* _SOURCE DATA_

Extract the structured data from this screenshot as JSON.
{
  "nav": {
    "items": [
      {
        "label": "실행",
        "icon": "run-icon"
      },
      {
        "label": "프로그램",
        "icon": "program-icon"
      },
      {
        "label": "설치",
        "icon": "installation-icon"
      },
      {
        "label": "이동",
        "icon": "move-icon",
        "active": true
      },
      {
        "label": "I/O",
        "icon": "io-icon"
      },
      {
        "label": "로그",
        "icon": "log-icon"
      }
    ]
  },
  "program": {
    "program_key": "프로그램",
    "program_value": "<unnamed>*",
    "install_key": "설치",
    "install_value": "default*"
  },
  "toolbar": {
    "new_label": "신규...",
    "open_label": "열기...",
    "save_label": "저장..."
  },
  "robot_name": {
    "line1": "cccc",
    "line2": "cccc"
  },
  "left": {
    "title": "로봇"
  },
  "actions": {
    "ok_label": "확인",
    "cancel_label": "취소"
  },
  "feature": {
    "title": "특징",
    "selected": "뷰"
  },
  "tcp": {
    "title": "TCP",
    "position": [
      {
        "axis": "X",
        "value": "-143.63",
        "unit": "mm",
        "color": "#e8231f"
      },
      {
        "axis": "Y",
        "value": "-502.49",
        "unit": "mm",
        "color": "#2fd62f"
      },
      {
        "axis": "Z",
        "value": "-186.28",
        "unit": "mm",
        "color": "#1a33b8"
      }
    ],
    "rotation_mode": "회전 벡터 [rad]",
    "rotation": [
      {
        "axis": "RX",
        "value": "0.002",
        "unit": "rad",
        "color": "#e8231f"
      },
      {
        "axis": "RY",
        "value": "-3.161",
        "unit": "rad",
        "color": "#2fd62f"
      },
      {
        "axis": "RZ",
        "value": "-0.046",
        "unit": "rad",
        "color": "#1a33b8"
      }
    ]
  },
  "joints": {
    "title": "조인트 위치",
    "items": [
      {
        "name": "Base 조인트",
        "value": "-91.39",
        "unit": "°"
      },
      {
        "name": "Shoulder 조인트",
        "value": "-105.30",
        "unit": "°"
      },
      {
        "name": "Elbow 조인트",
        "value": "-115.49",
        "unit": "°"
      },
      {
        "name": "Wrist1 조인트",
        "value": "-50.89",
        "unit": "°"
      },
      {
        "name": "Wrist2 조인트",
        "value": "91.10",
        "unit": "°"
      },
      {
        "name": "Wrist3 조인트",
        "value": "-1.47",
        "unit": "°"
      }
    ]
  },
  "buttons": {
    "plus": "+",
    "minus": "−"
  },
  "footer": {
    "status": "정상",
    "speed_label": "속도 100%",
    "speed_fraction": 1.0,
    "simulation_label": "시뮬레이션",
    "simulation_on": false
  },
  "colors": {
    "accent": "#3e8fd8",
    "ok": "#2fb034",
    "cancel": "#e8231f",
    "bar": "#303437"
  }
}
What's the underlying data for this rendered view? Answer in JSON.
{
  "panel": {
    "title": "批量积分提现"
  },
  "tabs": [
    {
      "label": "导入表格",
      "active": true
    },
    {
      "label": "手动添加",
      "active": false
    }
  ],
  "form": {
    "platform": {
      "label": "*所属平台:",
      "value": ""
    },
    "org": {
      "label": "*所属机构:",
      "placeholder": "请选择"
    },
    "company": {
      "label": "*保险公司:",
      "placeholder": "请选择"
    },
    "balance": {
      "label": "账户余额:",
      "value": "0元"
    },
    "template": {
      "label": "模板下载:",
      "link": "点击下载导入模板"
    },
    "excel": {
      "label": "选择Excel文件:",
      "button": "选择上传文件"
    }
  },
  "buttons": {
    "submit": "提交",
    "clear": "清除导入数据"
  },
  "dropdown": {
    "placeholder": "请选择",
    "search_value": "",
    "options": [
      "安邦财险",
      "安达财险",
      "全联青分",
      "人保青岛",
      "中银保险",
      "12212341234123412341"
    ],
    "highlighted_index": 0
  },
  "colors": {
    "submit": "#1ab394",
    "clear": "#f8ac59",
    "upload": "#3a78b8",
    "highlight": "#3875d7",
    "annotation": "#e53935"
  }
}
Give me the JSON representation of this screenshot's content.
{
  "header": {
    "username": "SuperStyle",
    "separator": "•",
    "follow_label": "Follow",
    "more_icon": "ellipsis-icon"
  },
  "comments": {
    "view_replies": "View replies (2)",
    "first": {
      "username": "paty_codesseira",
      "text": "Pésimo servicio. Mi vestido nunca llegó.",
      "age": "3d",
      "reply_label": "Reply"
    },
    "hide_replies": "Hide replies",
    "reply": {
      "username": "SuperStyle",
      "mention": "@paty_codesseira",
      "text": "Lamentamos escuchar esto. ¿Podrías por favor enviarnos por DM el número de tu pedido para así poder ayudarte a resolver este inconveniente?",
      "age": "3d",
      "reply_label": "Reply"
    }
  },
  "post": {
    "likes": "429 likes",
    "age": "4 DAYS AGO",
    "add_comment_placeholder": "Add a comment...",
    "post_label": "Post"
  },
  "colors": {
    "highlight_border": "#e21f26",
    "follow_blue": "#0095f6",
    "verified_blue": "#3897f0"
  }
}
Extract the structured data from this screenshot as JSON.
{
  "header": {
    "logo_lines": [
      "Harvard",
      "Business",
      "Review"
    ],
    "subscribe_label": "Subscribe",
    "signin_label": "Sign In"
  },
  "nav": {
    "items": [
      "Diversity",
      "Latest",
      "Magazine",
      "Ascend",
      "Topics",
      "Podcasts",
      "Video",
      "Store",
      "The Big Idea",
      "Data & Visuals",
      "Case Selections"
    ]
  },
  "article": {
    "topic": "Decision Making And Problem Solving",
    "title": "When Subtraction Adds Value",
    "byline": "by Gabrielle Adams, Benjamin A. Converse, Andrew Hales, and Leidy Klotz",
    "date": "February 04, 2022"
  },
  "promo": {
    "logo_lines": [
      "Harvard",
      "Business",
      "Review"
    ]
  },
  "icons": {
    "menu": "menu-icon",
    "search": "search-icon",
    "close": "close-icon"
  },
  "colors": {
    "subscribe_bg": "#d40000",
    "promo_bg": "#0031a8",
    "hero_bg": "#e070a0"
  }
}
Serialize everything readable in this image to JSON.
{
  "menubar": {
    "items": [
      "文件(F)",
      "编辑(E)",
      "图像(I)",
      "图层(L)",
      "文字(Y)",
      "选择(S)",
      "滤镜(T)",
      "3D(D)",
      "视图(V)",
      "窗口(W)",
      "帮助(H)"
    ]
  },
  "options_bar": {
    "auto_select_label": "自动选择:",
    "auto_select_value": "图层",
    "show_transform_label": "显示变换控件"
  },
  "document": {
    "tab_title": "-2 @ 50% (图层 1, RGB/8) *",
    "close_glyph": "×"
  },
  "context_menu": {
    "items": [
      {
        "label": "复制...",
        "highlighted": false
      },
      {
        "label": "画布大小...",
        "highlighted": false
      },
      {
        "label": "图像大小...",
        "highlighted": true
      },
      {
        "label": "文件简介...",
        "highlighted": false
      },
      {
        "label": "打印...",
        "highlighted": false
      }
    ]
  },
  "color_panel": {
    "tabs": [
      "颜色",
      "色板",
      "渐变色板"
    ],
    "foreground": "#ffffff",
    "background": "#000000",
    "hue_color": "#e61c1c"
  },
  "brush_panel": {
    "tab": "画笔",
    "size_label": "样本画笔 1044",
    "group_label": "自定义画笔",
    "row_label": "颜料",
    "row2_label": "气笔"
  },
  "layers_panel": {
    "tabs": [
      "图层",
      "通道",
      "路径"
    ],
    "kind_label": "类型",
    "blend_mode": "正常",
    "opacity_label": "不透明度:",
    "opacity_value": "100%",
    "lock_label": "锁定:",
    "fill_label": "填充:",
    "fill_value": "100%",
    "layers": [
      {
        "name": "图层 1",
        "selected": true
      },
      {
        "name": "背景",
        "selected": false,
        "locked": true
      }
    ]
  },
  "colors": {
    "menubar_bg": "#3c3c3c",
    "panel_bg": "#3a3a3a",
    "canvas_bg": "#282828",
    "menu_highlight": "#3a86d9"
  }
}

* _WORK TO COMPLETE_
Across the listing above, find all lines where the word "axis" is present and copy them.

* _ANSWER TO THIS PROBLEM_
        "axis": "X",
        "axis": "Y",
        "axis": "Z",
        "axis": "RX",
        "axis": "RY",
        "axis": "RZ",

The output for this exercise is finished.